- Extracted material -
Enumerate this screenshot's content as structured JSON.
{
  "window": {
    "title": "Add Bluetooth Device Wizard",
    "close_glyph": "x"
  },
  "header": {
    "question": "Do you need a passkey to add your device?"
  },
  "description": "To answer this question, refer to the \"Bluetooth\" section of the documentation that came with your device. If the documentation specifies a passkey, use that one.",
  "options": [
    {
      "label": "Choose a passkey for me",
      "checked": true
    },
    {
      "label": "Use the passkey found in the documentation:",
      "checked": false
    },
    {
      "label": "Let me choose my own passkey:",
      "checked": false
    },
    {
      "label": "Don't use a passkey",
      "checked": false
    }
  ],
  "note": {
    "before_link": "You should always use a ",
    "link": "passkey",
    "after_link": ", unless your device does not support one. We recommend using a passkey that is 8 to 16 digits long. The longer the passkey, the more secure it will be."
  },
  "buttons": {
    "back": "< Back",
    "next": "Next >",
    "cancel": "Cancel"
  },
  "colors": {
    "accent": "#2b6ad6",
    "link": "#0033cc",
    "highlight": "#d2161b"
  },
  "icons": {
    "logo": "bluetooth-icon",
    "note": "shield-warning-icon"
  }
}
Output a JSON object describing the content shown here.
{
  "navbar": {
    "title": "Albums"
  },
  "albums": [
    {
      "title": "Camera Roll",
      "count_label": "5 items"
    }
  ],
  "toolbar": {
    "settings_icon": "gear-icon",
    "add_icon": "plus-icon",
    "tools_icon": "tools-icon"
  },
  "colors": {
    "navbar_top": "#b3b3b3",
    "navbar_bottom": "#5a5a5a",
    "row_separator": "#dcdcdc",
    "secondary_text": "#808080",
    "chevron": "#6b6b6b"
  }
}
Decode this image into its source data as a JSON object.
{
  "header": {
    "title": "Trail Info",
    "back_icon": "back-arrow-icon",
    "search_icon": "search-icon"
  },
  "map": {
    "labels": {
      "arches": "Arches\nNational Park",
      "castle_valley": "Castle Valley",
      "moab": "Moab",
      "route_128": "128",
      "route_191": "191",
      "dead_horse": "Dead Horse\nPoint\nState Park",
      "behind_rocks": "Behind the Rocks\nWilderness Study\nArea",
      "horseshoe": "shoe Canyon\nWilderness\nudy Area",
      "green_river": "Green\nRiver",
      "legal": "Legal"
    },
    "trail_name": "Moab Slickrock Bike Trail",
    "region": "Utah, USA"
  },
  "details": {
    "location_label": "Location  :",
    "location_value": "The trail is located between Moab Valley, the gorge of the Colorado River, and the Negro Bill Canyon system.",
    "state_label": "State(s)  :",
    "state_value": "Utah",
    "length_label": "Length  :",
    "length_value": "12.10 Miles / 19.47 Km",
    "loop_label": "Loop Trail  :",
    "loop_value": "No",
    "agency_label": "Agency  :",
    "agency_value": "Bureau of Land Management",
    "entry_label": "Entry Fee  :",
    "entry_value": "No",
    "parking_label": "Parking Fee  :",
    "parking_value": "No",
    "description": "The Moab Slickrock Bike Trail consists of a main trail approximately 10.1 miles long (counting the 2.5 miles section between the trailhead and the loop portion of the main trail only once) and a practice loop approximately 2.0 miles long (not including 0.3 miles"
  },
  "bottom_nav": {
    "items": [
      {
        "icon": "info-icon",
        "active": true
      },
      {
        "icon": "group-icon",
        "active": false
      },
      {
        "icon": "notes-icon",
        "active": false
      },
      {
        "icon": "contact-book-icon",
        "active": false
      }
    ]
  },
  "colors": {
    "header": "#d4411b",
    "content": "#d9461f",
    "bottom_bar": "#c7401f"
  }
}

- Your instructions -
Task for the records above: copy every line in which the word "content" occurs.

- Written solution -
Enumerate this screenshot's content as structured JSON.
Output a JSON object describing the content shown here.
    "content": "#d9461f",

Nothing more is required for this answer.